Things are starting to happen extremely fast & one gets a definite sense that a climax is rapidly building. Jerusalem, literally meaning “God’s foundation of peace”, is full of conspiracy & rebellion; death cannot otherwise but soon follow. All of this stands in stark contrast to the cheers with which the children of Israel greeted our Lord as they waved palm branches & laid their cloaks in His path just a few days earlier as He entered Jerusalem on Palm Sunday. Chants of “Hosanna!” are transformed into rants of “Crucify Him!” Songs of “Blessed is He who comes in the Name of the Lord!” are now contrasted with screams for the release of a murderer. Jesus Christ, the Giver of Life is rejected for Barabbas, a destroyer of life.
Holy Thursday is the day of the Last Supper in which Christ gives His last instructions to His disciples & washes their feet. The Eucharistic Last Supper is established as He utters the words “Take, eat; this is My Body…Drink of this, all of you, for this is My Blood…” Christ prays for His disciples & gives them a new commandment to “Love one another.” This is the night of our Lord’s prayers in the Garden of Gethsemane while His disciples slept. This is the night of Judas’ betrayal of His Lord & Master with the most intimate & precious of acts, the kiss of friendship, in that same garden. This is the night of Peter’s denial of our Lord out of fear of 2 young maidens.
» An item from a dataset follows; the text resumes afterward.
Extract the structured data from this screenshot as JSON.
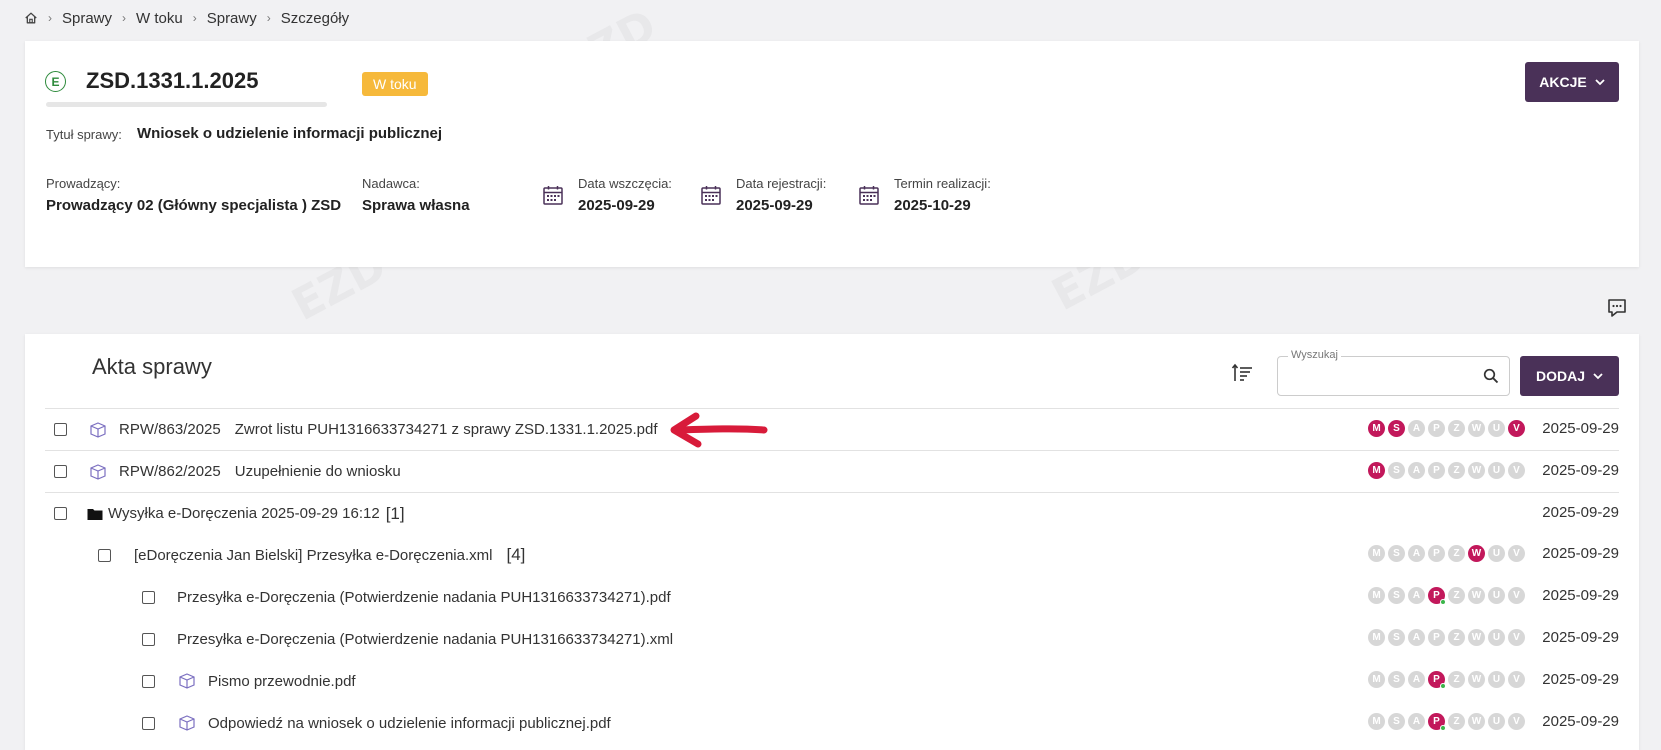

Also foretold is the telling of the drama of the Cross that took place on Holy Friday; this too we experience through the Gospel narrative. We experience Christ hanging & dying on the Cross at Golgatha. We experience Judas the betrayer now hanging himself, sacrificing his earthly life just as he did his heavenly life in the potter’s field. At the same time we witness Peter, who had declared that he would follow his Lord unto death & instead thrice denied Him, now repenting & weeping bitterly over his deeds. Meanwhile the rest of the Lord’s disciples have long since fled.
We journey with Joseph of Arimathea as he asks Pontius Pilate for Christ’s Body so that he & Nicodemus might bury him so that our Lord’s body would not be thrown into the ever-burning dump outside of the city. Ironically, while they are laying our Lord’s now lifeless body in the tomb, the Jewish leaders are petitioning Pilate to have the Holy Tomb sealed & a Roman guard placed around it so that Christ’s Body could not be stolen by His followers.
Here the Passion Gospel readings end for Matins of Holy Friday. Jesus Christ, the long awaited Messiah who was to inaugurate the Kingdom for the people of Israel, has been crucified & is lying dead in the sealed Tomb, surrounded by pagan Roman soldiers.
All is lost!
Or so it seems…
The next few blogs concern the twelve Passion Gospel readings sung by the priest along with the associated hymns sung by the Orthodox faithful. They are divided into 3 or 4 Gospel readings & hymns each. I hope that you enjoy them. If you get the chance watch this video of the Orthodox service in which the twelve Passion Gospels as well as the Orthodox hymns are sung: Holy Thursday – Reading of the 12 Passion Gospels